wandering minstrels, harpers, or pipers, used to go frequently errant through the wilds both of Scotland and Ireland, and so some favourite airs might be common to both.' The air is Irish, so far as ascertained.
No. 46. Farewell, thou stream that winding flows. Thomson's Scotish Airs, 1799, So, ' Written for this work by Robert Bums.' Air, The last time 1 came o'er the moor. This is the English version of a song written for Thomson in honour of Mrs. Maria Riddell, and after the qnarrel with her he cancelled her name and replaced it by ' Eliza' as in the text. Of the first version which he sent to Thomson in April, 1793, he says: 'I had scarcely put my last letter into the post-office when I took up the subject of " The last time I came o'er the moor," and e'er I slept, drew the foregoing.' Eighteen months later he rewrote it as in the text, but was not enthusiastic on the result, and asked why Thomson could not take Ramsay's song in the Tea- Table Miscellany for the English specimen.
The tune in the Skene MS.,c. 1630, is entitled Alas ! yatlcame owr the moor and left my love behind me. Although Burns knew not the Skene MS., he makes the following note on his song: ' Where old titles of songs convey any idea at all, it will generally be found to be quite in the spirit of the air' (Reliques, 204). The music is in the Orpheus Caledonius, 1725, No. 6; Ramsay^s Musick, c. 1726; Watts's Musical Miscellany, 1729, i. 142; M "Gibbon's Scots Tunes, 1742,34; Caledonian docket Companion, 1745, fi. 24 ; Bremner's Scots Songs, 1757, o ; Scots Musical Museum, 1787, iS ; Ritson's Scotish Songs, 1794, i- 114. In all cases the tune published differs considerably from that in the Skene MS., which is here reprinted from the transcription in Dauney's Ancient Scottish Melodies, 1838, 217.
No. 47. A slave to love's unbounded sway. Scots Musical Museum, 1803, No.574, signed 'B.' 'Written for this work by Robert Burns,' and confirmed by Stenhouse. How this song was written has not been ascertained. Scott-Douglas surmised that Jessie Lewars, who nursed Burns in his last illness, was the subject of it.
The tune, The Cordwainer's or Shoemakers March, is in Aird's Airs, 1782, i. No. ij6. It is a good melody in the minor mode, framed on the modern scale with sharp sixths and sevenths. The following Russian air, resembling the tune in the leading passages, is taken from Graham's Songs of Scotland, 1848:—

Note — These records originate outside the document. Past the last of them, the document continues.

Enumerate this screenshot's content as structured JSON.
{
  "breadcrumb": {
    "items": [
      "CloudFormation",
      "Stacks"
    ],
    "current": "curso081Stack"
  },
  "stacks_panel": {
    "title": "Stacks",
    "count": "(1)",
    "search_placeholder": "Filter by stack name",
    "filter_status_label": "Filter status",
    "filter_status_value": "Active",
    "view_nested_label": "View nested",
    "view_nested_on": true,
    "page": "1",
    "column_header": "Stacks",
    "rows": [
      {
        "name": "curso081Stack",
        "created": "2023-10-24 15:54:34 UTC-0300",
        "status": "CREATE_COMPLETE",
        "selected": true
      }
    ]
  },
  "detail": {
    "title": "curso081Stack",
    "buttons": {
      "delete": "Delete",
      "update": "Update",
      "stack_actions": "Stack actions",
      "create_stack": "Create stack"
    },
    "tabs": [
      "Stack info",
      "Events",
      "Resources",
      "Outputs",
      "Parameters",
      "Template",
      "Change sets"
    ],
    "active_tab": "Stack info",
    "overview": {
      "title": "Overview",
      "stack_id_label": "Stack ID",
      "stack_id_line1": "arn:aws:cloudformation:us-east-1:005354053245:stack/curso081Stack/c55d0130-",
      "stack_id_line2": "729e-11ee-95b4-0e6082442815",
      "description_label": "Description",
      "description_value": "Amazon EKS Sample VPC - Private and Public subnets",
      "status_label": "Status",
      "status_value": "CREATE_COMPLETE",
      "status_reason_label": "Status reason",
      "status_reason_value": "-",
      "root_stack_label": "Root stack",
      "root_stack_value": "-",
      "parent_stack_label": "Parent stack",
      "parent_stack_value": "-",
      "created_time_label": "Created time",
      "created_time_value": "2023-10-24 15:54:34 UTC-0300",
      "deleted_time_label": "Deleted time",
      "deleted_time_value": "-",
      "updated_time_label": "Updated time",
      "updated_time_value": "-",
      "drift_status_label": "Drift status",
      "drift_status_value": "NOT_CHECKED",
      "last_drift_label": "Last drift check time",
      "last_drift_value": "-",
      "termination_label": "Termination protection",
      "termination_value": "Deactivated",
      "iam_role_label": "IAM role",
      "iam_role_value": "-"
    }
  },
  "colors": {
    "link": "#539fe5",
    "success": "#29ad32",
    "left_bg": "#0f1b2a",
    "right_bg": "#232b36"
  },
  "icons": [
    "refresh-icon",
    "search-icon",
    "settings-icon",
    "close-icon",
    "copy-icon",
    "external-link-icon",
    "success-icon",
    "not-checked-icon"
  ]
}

UTo. 48. Turn again, thou fair Eliza! Scots Musical Museum, 1792, No. 368, signed ' B,' entitled Fair Eliza, ' a Gaelic air.' Thomson's Scotish Airs, 1798,42, with a wrong tune. In one of the few existing letters to James Johnson, the publisher of the Scots Musical Museum, the following.extract is from that of November 15, 1788: 'Have you never a fair goddess that leads you a wild-goose chase of amorous devotion t Let me know a few of her qualities, such as whether she be rather black or fair, plump or thin, short or tall, &c, and choose your air, and I shall task my muse to celebrate her.-' Some years later he made a similar application to George Thomson, but that gentleman replied that his name was Geordie, and his wife Katherine, both too unmusical to be .put into verse. The song Fair Eliza was written for Johnson, as the original line in the MS. in the British Museum is Turn again, thou fair Rabina, a name previously suggested by Johnson.